►

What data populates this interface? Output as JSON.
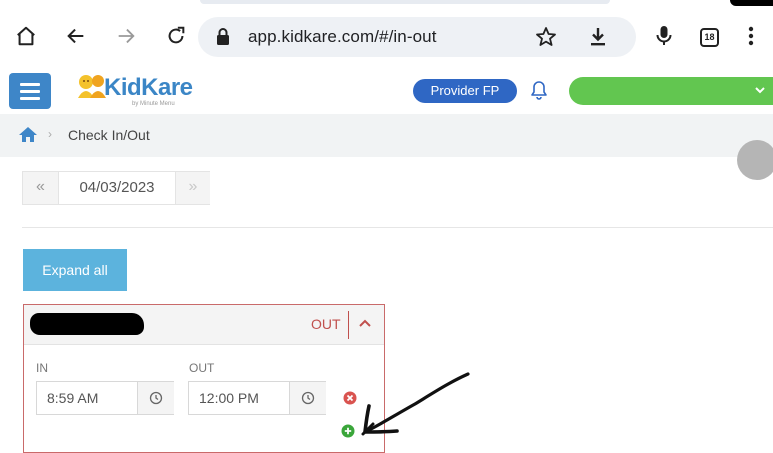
{
  "browser": {
    "url": "app.kidkare.com/#/in-out",
    "tab_count": "18"
  },
  "header": {
    "logo_text": "KidKare",
    "logo_subtext": "by Minute Menu",
    "provider_label": "Provider FP"
  },
  "breadcrumb": {
    "separator": "›",
    "current": "Check In/Out"
  },
  "date_nav": {
    "prev_symbol": "«",
    "date": "04/03/2023",
    "next_symbol": "»"
  },
  "expand_all_label": "Expand all",
  "card": {
    "status": "OUT",
    "in_label": "IN",
    "in_value": "8:59 AM",
    "out_label": "OUT",
    "out_value": "12:00 PM"
  },
  "colors": {
    "menu_button": "#3e86c8",
    "provider_button": "#2f67c4",
    "account_bar": "#62c650",
    "expand_button": "#5cb3dd",
    "card_border": "#c96a6a",
    "remove_icon": "#d9534f",
    "add_icon": "#3aa63a"
  },
  "icons": [
    "home-icon",
    "back-arrow-icon",
    "forward-arrow-icon",
    "reload-icon",
    "lock-icon",
    "star-icon",
    "download-icon",
    "mic-icon",
    "menu-dots-icon",
    "bell-icon",
    "chevron-down-icon",
    "chevron-up-icon",
    "clock-icon",
    "remove-circle-icon",
    "add-circle-icon"
  ]
}
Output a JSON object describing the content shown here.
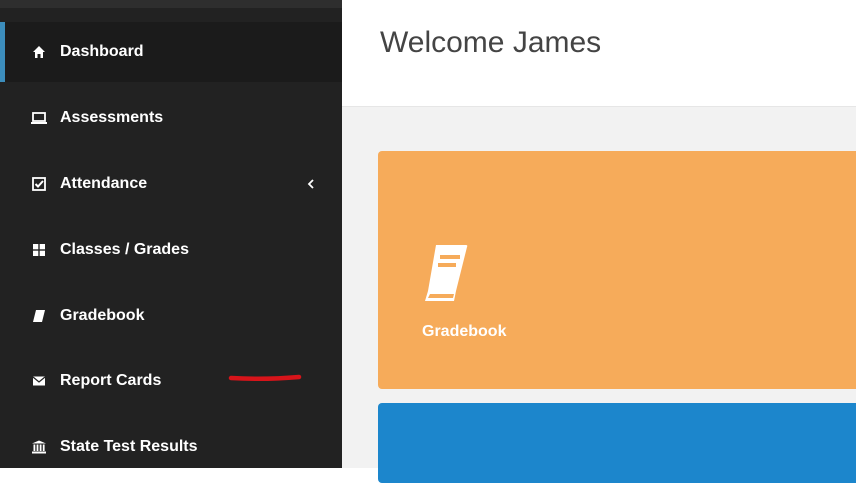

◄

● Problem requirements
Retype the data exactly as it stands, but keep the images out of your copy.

● Task solution
What data populates this interface? Output as JSON.
{
  "browser": {
    "url": "app.kidkare.com/#/in-out",
    "tab_count": "18"
  },
  "header": {
    "logo_text": "KidKare",
    "logo_subtext": "by Minute Menu",
    "provider_label": "Provider FP"
  },
  "breadcrumb": {
    "separator": "›",
    "current": "Check In/Out"
  },
  "date_nav": {
    "prev_symbol": "«",
    "date": "04/03/2023",
    "next_symbol": "»"
  },
  "expand_all_label": "Expand all",
  "card": {
    "status": "OUT",
    "in_label": "IN",
    "in_value": "8:59 AM",
    "out_label": "OUT",
    "out_value": "12:00 PM"
  },
  "colors": {
    "menu_button": "#3e86c8",
    "provider_button": "#2f67c4",
    "account_bar": "#62c650",
    "expand_button": "#5cb3dd",
    "card_border": "#c96a6a",
    "remove_icon": "#d9534f",
    "add_icon": "#3aa63a"
  },
  "icons": [
    "home-icon",
    "back-arrow-icon",
    "forward-arrow-icon",
    "reload-icon",
    "lock-icon",
    "star-icon",
    "download-icon",
    "mic-icon",
    "menu-dots-icon",
    "bell-icon",
    "chevron-down-icon",
    "chevron-up-icon",
    "clock-icon",
    "remove-circle-icon",
    "add-circle-icon"
  ]
}
Output a JSON object describing the content shown here.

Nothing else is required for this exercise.